Comprehensive Early Reading Strategies

Comprehension Strategies

            Comprehension reading strategies are plans used by readers to derive meaning out of a text. Comprehension reading skill helps leaders to read purposefully (Gnaedinge, Hund & Hesson‐McInnis, 2016).  Besides, they become active readers from a very early age, and thus they can control their reading. Teachers and parents should be ready to help the young readers build up this crucial reading skill by ensuring children always read aloud whenever they are reading a comprehension text. This ensures that the child not only sees the words but also hears them.

Graphic Organizers

            This kind of strategy is used to provide children with a visual representation of the information, concepts, or ideas when learning. It is easy to organize and report information that has been presented in the form of graphics.  It helps teachers to break up reading and writing projects into smaller projects which are easy to teach to young learners. Thus, teachers or parents can print out these organizers, draw them using free hands, or even use the fillable ones (Lopez & Campoverde, 2018). The choice of the type of organizer to use highly depends on the preferences of the teacher and learners.

Independent Practice

            Independent reading practice is where children are allowed to read a book, a magazine, or any other text on their own without any assistance from their teacher or parent. Independent reading helps children to develop fluency in reading as well as enriching their writing with vocabulary. Also, learners build background knowledge of the subject and improve in spelling. This strategy requires teachers and parents to help children find a book that they enjoy reading. Books should not be too difficult for learners to understand their content. Finally, the parents and teachers should avail of a variety of reading materials from time to time so that learners are not bored with similar reading materials.



            Model-lead-test is an effective strategy of teaching children, especially mathematics and sciences. A teacher models or demonstrates the desired skill to the learners as they observe. Here the teacher guides the learners on how to perform the task, but they are actively involved. Afterward, the learners perform the task on their own as the teacher tests their ability to understand. This strategy helps the children to improve their active participation in learning and to promote success and achievement.
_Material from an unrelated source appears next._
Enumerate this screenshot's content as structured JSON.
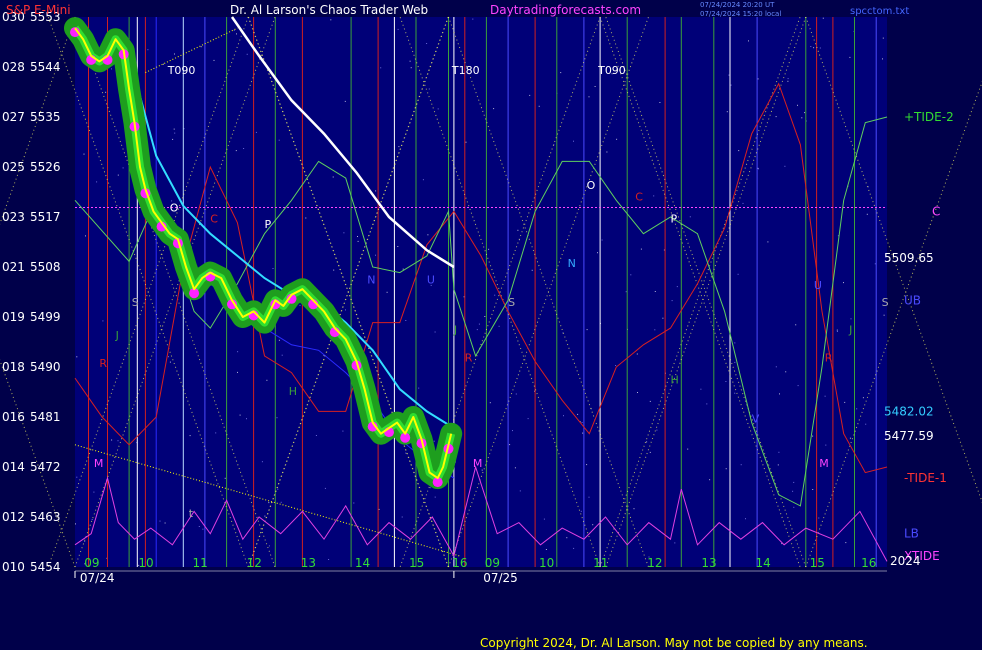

Teachers have to make use of multiple examples as well as appropriate teaching aids.

Peer Tutoring

            Peer tutoring is a strategy that encourages learners’ partnership and provides a link between the best students in the class and the academically challenged students. The best students guide the poor students by navigating them, for example, through reading comprehension or help in solving a math problem (Topping, Duran, & Keer, 2015). This strategy is economical since the learning takes place without an external tutor. Peer tutoring strategy can be implemented through study groups and homework assignments. The teacher should be involved in setting up study groups within the learners and make sure the peers are distributed based on their reading capabilities.

Repeated Reading

            Repeated reading is a strategy used to help learners with reading difficulties to develop decoding ability. The learner is meant to read a short text repeatedly until a certain level of success is achieved. The benefits of this strategy come in handy as the learner can effectively improve their reading skills. The learner gains fluency in comprehension, speed, and accuracy in reading. Teachers have to encourage children to read frequently and even supervise their reading whenever possible. The learner should read at least three times a text between 50 to 200 words before proceeding to another text.


Gnaedinger, E. K., Hund, A. M., & Hesson‐McInnis, M. S. (2016). Reading‐specific flexibility moderates the relation between reading strategy use and reading comprehension during the elementary years. Mind, Brain, and Education10(4), 233-246.

Lopez, J., & Campoverde, J. (2018). Development of reading comprehension with graphic organizers for students with dyslexia. JOTSE: Journal of technology and science education8(2), 105-114.

Topping, K., Duran, D., & Van Keer, H. (2015). Using peer tutoring to improve reading skills: a practical guide for teachers. Routledge.